# Data for review:

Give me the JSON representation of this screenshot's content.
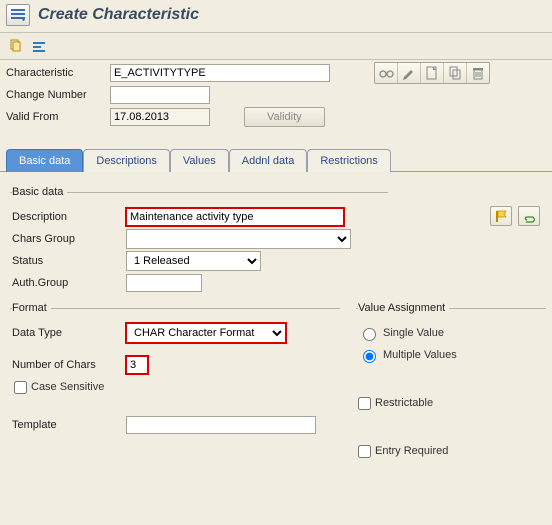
{
  "header": {
    "title": "Create Characteristic"
  },
  "toolstrip": {},
  "form": {
    "characteristic_label": "Characteristic",
    "characteristic_value": "E_ACTIVITYTYPE",
    "change_number_label": "Change Number",
    "change_number_value": "",
    "valid_from_label": "Valid From",
    "valid_from_value": "17.08.2013",
    "validity_btn": "Validity"
  },
  "tabs": [
    "Basic data",
    "Descriptions",
    "Values",
    "Addnl data",
    "Restrictions"
  ],
  "basic": {
    "legend": "Basic data",
    "description_label": "Description",
    "description_value": "Maintenance activity type",
    "chars_group_label": "Chars Group",
    "chars_group_value": "",
    "status_label": "Status",
    "status_value": "1 Released",
    "auth_group_label": "Auth.Group",
    "auth_group_value": ""
  },
  "format": {
    "legend": "Format",
    "data_type_label": "Data Type",
    "data_type_value": "CHAR Character Format",
    "num_chars_label": "Number of Chars",
    "num_chars_value": "3",
    "case_sensitive_label": "Case Sensitive",
    "template_label": "Template",
    "template_value": ""
  },
  "value_assignment": {
    "legend": "Value Assignment",
    "single_label": "Single Value",
    "multiple_label": "Multiple Values",
    "restrictable_label": "Restrictable",
    "entry_required_label": "Entry Required"
  }
}
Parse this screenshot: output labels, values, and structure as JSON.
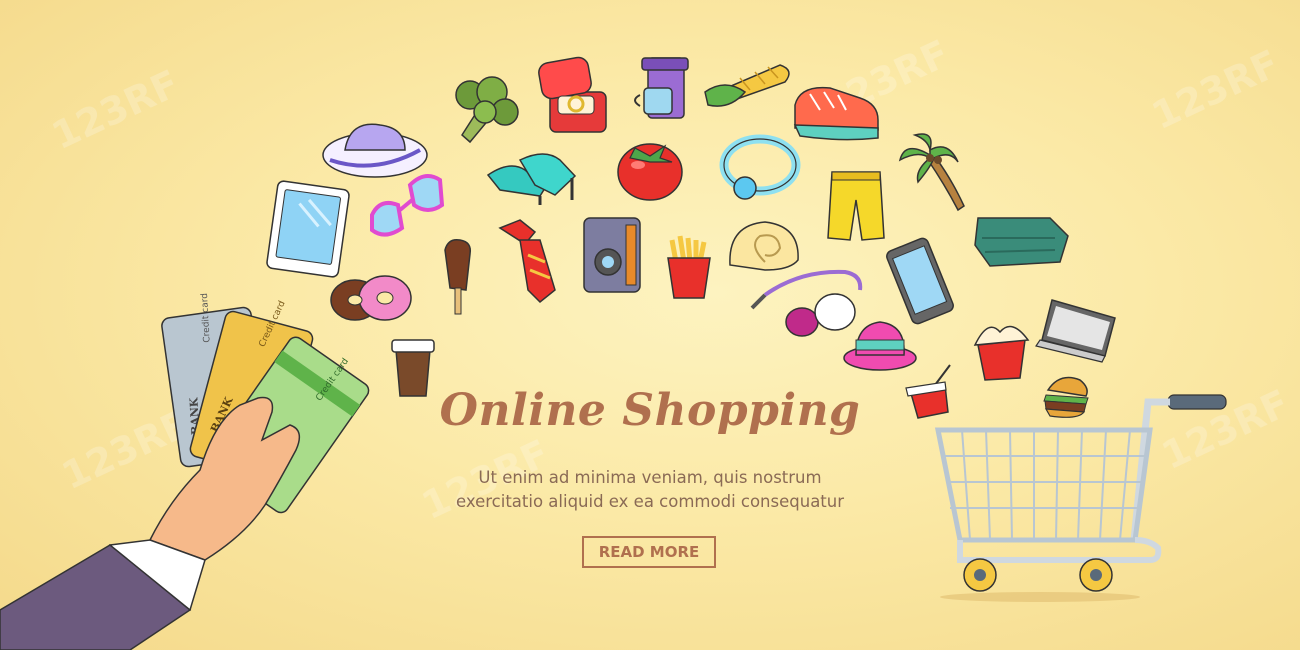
{
  "banner": {
    "headline": "Online Shopping",
    "body_line_1": "Ut enim ad minima veniam, quis nostrum",
    "body_line_2": "exercitatio aliquid ex ea commodi consequatur",
    "read_more_label": "READ MORE"
  },
  "card": {
    "credit_label": "Credit card",
    "bank_label": "BANK"
  },
  "watermark": {
    "text": "123RF"
  },
  "colors": {
    "background": "#fbe9a6",
    "headline": "#b0704e",
    "body_text": "#8a6a55",
    "button_border": "#b0704e"
  },
  "icons": [
    "broccoli-icon",
    "ring-box-icon",
    "coffee-maker-icon",
    "corn-icon",
    "sneaker-icon",
    "sun-hat-icon",
    "high-heels-icon",
    "tomato-icon",
    "bracelet-icon",
    "palm-tree-icon",
    "tablet-icon",
    "sunglasses-icon",
    "popsicle-icon",
    "necktie-icon",
    "camera-icon",
    "french-fries-icon",
    "seashell-icon",
    "shorts-icon",
    "jacket-icon",
    "donut-icon",
    "vacuum-cleaner-icon",
    "smartphone-icon",
    "coffee-cup-icon",
    "fedora-hat-icon",
    "takeout-box-icon",
    "laptop-icon",
    "soda-cup-icon",
    "burger-icon",
    "shopping-cart-icon",
    "hand-with-cards-icon"
  ]
}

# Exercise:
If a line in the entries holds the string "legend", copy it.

# Answer to this task:
    "legend": "Basic data",
    "legend": "Format",
    "legend": "Value Assignment",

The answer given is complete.